Raid 0 controller specifies how data is written to and taken from multiple HDs. Information coming into the Raid Controller and leaving it is exactly as any other system. Defragging like any other process of HD I/O will be handled correctly by the RAID controller. The defrag process cannot circumvent the RAID controller and occur after the step of the controller. As an example:
We have two Hard drives with 3 bits. 1-1, 1-2, 1-3 for HD1, and 2-1, 2-2, 2-3 for HD2. Say we have a 2x3 bits, I0U and ABC, and they are fragmented like below:
Defragging will make it look like below:
The Raid controller will make sure to send the defragger the correct information of how the bits of a file are ordered, then when the defragger tells the Raid controller how things "should" be ordered, the Raid controller will properly write the files in the correct sequence.
The system will not defrag each HD seperately making for something that looks like:
It is just technically not feasible for the I/O to work like that.
RAID controllers stripe the data at the block level. In other words, the RAID controller translates a logical block address (LBA) from the computer into a sector such that sequential LBA requests are interleaved between the drives comprising the aray.
Defragmenters defragment files at the file system level, which is above and more abstracted from the physical drives and RAID controller. Defragmenters ensure that a single file is present in a continuous string of adjacent LBAs. Those same LBAs are the ones that the RAID controller makes sure are interleaved among the drives in the array.
Thus, if a file shows as perfectly defragmented to a defragmenter program, the file is in a continuous LBA chunk. By definition, this file is interleaved perfectly amongst all drives in the array and will have maximum performance benefit.
It is always a good idea to keep a drive defragmented, including a RAID array.
Wow! thanks for all the quick responses. I figured I was right to defrag the drive but just wanted to make sure. I am using the bundled defrag software to analyze the drive. I will try the above mentioned program when I get home.
the reason I was suspicious is I have defragged my RAID already. Last night I installed MOH airborne demo. This is the only thing I have installed since the defrag. After I installed it, The HD required Defragmenting again. I didn't think installilng a single program would cause such fragmentation to occur that I would have to defrag the HD again. Any speculation as to why this is the case would be interesting to read.
I am comparing my current system (see sig) to my previous one:
WD 80 GB HDD
Both systems running XP Pro SP2
I hardly ever had to defrag this harddrive and I was installing and uninstalling programs all the time. I just thought it was strange.
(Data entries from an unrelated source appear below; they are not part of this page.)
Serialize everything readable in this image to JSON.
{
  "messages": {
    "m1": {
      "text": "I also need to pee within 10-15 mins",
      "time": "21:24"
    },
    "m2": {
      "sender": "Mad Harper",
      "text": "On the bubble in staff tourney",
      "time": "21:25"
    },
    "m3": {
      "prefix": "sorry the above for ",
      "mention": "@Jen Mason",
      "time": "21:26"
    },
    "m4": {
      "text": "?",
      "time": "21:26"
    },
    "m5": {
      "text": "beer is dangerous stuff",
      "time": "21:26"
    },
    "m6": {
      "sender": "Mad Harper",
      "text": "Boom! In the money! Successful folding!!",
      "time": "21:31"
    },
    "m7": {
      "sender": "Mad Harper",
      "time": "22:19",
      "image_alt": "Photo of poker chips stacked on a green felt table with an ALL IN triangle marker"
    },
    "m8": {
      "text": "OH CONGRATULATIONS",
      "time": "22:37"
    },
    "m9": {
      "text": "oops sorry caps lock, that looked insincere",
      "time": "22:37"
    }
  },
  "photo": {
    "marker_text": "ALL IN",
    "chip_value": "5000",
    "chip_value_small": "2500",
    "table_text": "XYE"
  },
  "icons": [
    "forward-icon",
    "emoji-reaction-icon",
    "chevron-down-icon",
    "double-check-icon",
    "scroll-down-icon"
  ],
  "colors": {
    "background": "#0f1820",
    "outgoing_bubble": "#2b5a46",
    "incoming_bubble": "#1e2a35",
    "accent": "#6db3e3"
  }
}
Surprised that your previous system never seemed to need defragging, tho' if you used windows' own analyzer, I've always found that it doesn't report the true status very well,(tho' I believe that it is actually licensed from Diskeeper)!
Windows has more space to play with, so it may appear that your files are more fragmented!
Personally, I always defrag after installing a large program,say 250Mb+, and after a fresh install of windows I always defrag before I install anything else!
As a way of thinking about this, or at least how I explain the principal of defragging to people whose computers I attend to, is that Windows is the boss that chucks all the files etc. into the filing cabinet (HDD) willy nilly, and your defrag program is the secretary, who sorts and tidies it all up!